Exhibit of the Month - November 2023
November 15 - December 13, 2023 Ante-room to the General reading Room (gate A), open Monday to Saturday 9 am - 7 pm (see opening hours of the NL)
Admission 20 CZK (free for the NL readers)
Ladislav Vycpálek: Cantata of the Last Things of Man for Soloist, Chorus and Orchestra on the Words of Two Moravian Folk Songs, Op. 16
First printed edition of the orchestral score: copyright 1926 Hudební Matice Praha (engraved and printed by Průmyslová tiskárna v Praze in January 1927) and simultaneously the performance score of the Paris presentation in 1930.
NL Prague, 59 A 8908

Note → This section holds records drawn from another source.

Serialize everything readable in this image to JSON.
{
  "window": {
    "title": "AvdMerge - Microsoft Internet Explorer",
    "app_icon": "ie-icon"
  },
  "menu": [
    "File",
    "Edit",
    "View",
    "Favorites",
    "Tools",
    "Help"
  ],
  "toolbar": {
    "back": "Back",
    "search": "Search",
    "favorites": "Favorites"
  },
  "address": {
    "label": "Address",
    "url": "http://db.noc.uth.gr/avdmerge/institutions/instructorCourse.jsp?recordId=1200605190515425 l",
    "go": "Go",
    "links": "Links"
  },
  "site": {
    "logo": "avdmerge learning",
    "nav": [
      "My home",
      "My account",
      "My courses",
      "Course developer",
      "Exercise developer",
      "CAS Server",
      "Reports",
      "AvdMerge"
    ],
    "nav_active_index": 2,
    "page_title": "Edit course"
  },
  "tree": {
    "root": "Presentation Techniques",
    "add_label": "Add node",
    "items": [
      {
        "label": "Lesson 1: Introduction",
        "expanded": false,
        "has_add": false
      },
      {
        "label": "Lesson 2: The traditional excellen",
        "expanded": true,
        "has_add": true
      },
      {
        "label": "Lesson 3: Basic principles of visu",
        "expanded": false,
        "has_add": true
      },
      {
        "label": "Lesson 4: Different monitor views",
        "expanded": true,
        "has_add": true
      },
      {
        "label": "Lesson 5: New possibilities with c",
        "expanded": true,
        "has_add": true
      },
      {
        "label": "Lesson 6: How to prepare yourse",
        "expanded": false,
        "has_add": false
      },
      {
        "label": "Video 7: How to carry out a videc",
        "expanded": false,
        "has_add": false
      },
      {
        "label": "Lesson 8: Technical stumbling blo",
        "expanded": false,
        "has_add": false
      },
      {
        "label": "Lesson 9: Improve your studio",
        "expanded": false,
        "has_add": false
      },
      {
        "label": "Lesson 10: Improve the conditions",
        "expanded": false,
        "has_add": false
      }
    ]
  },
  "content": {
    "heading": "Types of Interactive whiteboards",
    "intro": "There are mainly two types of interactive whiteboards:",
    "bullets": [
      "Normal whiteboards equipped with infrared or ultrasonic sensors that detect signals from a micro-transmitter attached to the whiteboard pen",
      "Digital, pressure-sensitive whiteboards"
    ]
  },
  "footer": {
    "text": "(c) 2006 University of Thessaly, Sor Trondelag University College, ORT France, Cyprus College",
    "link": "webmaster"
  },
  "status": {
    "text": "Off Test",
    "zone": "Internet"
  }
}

On the occasion of the 100th anniversary of the establishment of the Music Department (1923-2023), the National Library of the CR displays a print of an important work written by its founder, composer Ladislav Vycpálek (1882–1969).
The creation of the Cantata of the Last Things of Man almost coincides with the origin of the Music Department. Until the first performance of the Cantata in December 1922, Ladislav Vycpálek was mainly known as a composer of choruses and chamber vocal pieces. At this occasion he presented himself to the audience as a mature master of the monumental form after more than a two-year break. In 1925, the Cantata was performed as part of the International Festival of Contemporary Music, held that year in Prague. Other performances followed in Mainz, Liverpool, Magdeburg, Ljubljana, Paris, London, Belgrade, Rotterdam … The Cantata is still the most played among Vycpálek´s cantatas and forms the backbone of Czech cantata production, along with Vycpalek’s other works, like Blessed is this Man (1933) and Czech Requiem (1940).
For the performance of the Cantata in Paris in February 1930 the ambition was to present it in the French translation – the literal translation, already included in the introductery notes of previous editions, was not sufficient for this purpose (this French literal translation was made by Stanislav Hanuš). It required a poetic translation integrated into the order of the musical composition. The first printed edition of the orchestral score of the Cantata was in Czech and German, i. e. with Czech and German underlining of the vocal parts, similarly to its piano version published as early as 1922. Vycpálek, who did not believe the Cantata would have any success on stages abroad, had to be persuaded for the bilingual edition. The second edition of the piano version from 1930 is both in Czech and English. At that moment, Miloš Šafránek, the cultural attache in Paris, did a good job. He successfully approached Frech translator Daniel Muller, with whom he had previously collaborated on a similar matter (for the first time in 1928, when translating The Bartered Bride by B. Smetana for its first performance in Paris on the occasion of the celebration of the independent state of Czechs and Slovaks).
The exhibited first printed edition of the orchestral score, NL Prague, 59 A 8909, is really unique. Not only is it the copy from which French conductor Albert Wolff rehearsed Vycpálek´s Cantata with the orchestra and conducted both performances on February 15 and 16, 1930, but also it is the only actual copy known to us that contains Muller´s French translation of the vocal parts, written in the score probably in his own hand. Displayed is also a preserved letter regarding the translation from Daniel Muller addressed to Ladislav Vycpálek, NL Prague, 59 L 160, as well as the transcript of Vycpálek´s autograph score, from which Jaromír Herle rehearsed the Cantata and presented it at its first performance in Prague on December 9, 1922, NL Prague, 59 R 521.
1/ Title page of the first printed edition of the score (NL Prague, 59 A 8908)
2/ Letter from Daniel Muller to Ladislav Vycpálek (NL Prague, 59 L 160)
3/ Page 21 (fol. 11r) of a copy of the autograph score (NL Prague, R 521)